Task – Search the records for the word "activity" and report each line that has it.

▼▼▼

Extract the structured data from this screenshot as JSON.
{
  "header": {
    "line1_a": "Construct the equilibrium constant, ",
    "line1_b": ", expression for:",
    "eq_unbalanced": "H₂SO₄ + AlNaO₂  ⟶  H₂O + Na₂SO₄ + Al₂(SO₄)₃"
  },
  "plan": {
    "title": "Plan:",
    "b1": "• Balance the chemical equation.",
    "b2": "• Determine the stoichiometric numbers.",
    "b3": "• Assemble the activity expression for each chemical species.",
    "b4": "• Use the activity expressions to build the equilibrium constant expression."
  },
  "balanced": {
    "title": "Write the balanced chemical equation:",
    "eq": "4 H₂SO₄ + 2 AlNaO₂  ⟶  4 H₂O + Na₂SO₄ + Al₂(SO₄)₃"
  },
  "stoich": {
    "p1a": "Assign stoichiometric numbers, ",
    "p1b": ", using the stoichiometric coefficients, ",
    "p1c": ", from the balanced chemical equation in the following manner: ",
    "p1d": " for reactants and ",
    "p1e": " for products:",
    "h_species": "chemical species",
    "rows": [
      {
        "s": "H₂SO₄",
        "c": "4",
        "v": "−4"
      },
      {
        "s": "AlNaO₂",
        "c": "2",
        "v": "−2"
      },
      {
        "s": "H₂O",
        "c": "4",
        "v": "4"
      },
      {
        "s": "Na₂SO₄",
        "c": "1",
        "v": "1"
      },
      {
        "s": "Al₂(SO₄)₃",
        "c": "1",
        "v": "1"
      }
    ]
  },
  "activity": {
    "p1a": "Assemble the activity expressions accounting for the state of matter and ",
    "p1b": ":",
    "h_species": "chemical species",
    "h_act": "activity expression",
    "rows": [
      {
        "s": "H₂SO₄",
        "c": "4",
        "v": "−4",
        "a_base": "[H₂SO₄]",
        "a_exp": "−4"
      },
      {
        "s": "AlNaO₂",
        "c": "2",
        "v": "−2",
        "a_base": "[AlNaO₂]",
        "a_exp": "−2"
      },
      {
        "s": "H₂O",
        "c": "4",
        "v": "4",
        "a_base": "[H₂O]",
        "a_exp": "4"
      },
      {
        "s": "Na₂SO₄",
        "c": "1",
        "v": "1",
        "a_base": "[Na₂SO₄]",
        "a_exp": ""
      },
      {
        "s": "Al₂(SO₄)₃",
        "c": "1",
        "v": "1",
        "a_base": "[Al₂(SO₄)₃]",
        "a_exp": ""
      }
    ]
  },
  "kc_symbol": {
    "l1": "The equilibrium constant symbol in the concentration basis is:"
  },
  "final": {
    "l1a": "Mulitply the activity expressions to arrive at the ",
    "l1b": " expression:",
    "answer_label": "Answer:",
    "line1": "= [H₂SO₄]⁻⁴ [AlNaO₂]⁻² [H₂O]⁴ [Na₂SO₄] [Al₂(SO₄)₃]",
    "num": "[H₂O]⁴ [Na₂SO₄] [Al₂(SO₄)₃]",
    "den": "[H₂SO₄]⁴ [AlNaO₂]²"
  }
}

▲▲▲

Reply –
    "b3": "• Assemble the activity expression for each chemical species.",
    "b4": "• Use the activity expressions to build the equilibrium constant expression."
  "activity": {
    "p1a": "Assemble the activity expressions accounting for the state of matter and ",
    "h_act": "activity expression",
    "l1a": "Mulitply the activity expressions to arrive at the ",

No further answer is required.